I have a successful private practice, as well as many years experience working in local agencies. My theoretical approach is integrative, which includes working psychodynamically with the past, and humanistically with the present. I also find CBT and other tools and props to be an important resource. I enjoy attending workshops and seminars for my continuing professional development on a variety of subjects including abuse, self harm, bereavement, and PTSD.
I am also a qualified teacher and for some years I taught counselling courses in local colleges – from Introductory level through to degree modules. These days my work is concentrated in local schools and at a local prison. I teach the Cinnabar workshops, and I feel that I will always be a teacher through my work as a supervisor.
I have worked toward and attained accreditation three times in my career: as a counsellor, as a supervisor, and as a senior practitioner. Earlier in 2015, I was made a Fellow of the Counselling in Prisons Network. This was a huge honour in recognition of my fifteen years’ work with prisoners.
My thoughts about counselling
I believe that my job as a counsellor is to help people help themselves.
By offering insights and suggesting connections, counsellors can guide clients toward a better understanding of themselves and their behaviours. From that point, clients can see a way forward. This is especially true with young people; my work in schools focuses on encouraging communication and motivating them toward change.
In my work in the prison I find it important to identify the triggers and founding traumas that underly the client’s experience. I believe that what happens in childhood reverberates throughout our lives.
Counselling treads a fine line between guidance and advice. I’m not a friend or family member. We won’t have coffee. There are no strings to our sessions, no social expectations to our relationship. The client can offload to me without fear.
My thoughts about counsellors
It sometimes seems to me that trainee counsellors think they will make money in this job. I think counselling is a vocation and should be pursued because a person wants to help people. Although it is possible to build a successful practice, you will never be a millionaire!
Experience is hard won and takes time.
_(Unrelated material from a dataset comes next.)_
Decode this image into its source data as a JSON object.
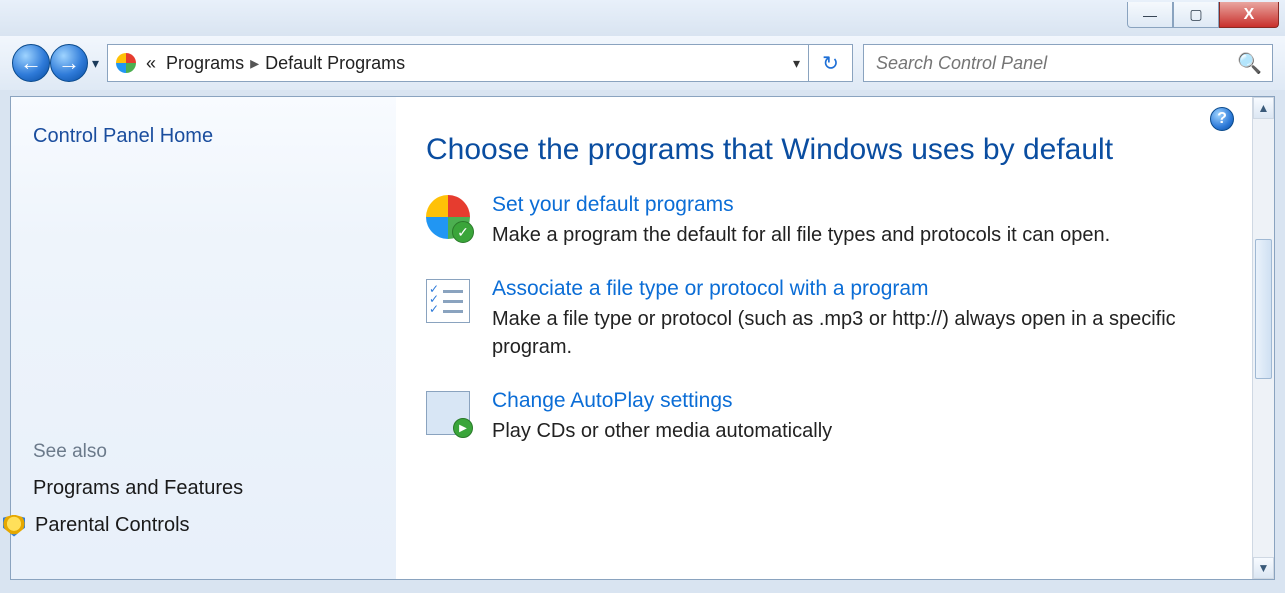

A few hours here and there won’t do it. A few years, with a variety of places, issues and approaches will give you a good start. I believe supervisors should have many hours of experience with clients – how can they guide counsellors if not? Don’t rush yourself through your experience. And don’t assume that having a qualification automatically makes you wise!
We’re all human. Sometimes we are vulnerable and its important to accept that during those times our performance may be affected. Be kind to yourself, and back away for a while. Counselling people is a privilege and a responsibility. If you were a chef, you wouldn’t cook while you had the flu would you?